(Items from a data source)
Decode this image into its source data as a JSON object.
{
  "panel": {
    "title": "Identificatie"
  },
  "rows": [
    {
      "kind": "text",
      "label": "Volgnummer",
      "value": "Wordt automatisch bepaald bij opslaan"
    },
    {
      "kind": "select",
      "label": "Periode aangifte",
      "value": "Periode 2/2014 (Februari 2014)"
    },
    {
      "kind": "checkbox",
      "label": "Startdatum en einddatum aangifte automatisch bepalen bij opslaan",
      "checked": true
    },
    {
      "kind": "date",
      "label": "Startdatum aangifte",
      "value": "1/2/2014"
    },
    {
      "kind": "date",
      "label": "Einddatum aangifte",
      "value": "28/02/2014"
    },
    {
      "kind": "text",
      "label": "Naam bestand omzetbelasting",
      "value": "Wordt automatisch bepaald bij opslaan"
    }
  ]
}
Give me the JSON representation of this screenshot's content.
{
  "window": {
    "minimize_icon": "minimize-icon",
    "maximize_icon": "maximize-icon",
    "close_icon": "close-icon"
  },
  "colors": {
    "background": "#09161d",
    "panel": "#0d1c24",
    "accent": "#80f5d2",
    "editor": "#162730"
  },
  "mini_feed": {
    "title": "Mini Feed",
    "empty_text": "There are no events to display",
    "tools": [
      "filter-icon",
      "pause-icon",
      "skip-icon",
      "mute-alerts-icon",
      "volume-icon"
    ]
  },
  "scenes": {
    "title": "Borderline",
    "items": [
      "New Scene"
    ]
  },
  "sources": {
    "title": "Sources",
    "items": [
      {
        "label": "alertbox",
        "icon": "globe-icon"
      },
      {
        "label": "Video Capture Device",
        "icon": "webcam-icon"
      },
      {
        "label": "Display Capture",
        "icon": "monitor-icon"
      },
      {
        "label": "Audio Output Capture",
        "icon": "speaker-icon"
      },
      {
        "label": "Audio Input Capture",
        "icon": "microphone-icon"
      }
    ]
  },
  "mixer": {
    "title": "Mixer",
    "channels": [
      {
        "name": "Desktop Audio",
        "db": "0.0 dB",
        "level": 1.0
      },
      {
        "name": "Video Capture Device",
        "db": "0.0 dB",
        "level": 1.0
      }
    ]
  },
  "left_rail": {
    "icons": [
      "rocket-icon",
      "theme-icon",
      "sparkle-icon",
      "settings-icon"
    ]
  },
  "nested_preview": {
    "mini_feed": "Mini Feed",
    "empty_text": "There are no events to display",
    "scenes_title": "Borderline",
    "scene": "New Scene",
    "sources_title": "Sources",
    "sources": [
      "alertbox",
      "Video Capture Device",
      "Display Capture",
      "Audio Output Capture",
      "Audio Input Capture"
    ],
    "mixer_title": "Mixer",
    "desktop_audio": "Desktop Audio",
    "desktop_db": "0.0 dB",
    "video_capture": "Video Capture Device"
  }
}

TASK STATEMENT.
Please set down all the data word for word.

TASK RESULT.
Decode this image into its source data as a JSON object.
{
  "panel": {
    "title": "Identificatie"
  },
  "rows": [
    {
      "kind": "text",
      "label": "Volgnummer",
      "value": "Wordt automatisch bepaald bij opslaan"
    },
    {
      "kind": "select",
      "label": "Periode aangifte",
      "value": "Periode 2/2014 (Februari 2014)"
    },
    {
      "kind": "checkbox",
      "label": "Startdatum en einddatum aangifte automatisch bepalen bij opslaan",
      "checked": true
    },
    {
      "kind": "date",
      "label": "Startdatum aangifte",
      "value": "1/2/2014"
    },
    {
      "kind": "date",
      "label": "Einddatum aangifte",
      "value": "28/02/2014"
    },
    {
      "kind": "text",
      "label": "Naam bestand omzetbelasting",
      "value": "Wordt automatisch bepaald bij opslaan"
    }
  ]
}
Give me the JSON representation of this screenshot's content.
{
  "window": {
    "minimize_icon": "minimize-icon",
    "maximize_icon": "maximize-icon",
    "close_icon": "close-icon"
  },
  "colors": {
    "background": "#09161d",
    "panel": "#0d1c24",
    "accent": "#80f5d2",
    "editor": "#162730"
  },
  "mini_feed": {
    "title": "Mini Feed",
    "empty_text": "There are no events to display",
    "tools": [
      "filter-icon",
      "pause-icon",
      "skip-icon",
      "mute-alerts-icon",
      "volume-icon"
    ]
  },
  "scenes": {
    "title": "Borderline",
    "items": [
      "New Scene"
    ]
  },
  "sources": {
    "title": "Sources",
    "items": [
      {
        "label": "alertbox",
        "icon": "globe-icon"
      },
      {
        "label": "Video Capture Device",
        "icon": "webcam-icon"
      },
      {
        "label": "Display Capture",
        "icon": "monitor-icon"
      },
      {
        "label": "Audio Output Capture",
        "icon": "speaker-icon"
      },
      {
        "label": "Audio Input Capture",
        "icon": "microphone-icon"
      }
    ]
  },
  "mixer": {
    "title": "Mixer",
    "channels": [
      {
        "name": "Desktop Audio",
        "db": "0.0 dB",
        "level": 1.0
      },
      {
        "name": "Video Capture Device",
        "db": "0.0 dB",
        "level": 1.0
      }
    ]
  },
  "left_rail": {
    "icons": [
      "rocket-icon",
      "theme-icon",
      "sparkle-icon",
      "settings-icon"
    ]
  },
  "nested_preview": {
    "mini_feed": "Mini Feed",
    "empty_text": "There are no events to display",
    "scenes_title": "Borderline",
    "scene": "New Scene",
    "sources_title": "Sources",
    "sources": [
      "alertbox",
      "Video Capture Device",
      "Display Capture",
      "Audio Output Capture",
      "Audio Input Capture"
    ],
    "mixer_title": "Mixer",
    "desktop_audio": "Desktop Audio",
    "desktop_db": "0.0 dB",
    "video_capture": "Video Capture Device"
  }
}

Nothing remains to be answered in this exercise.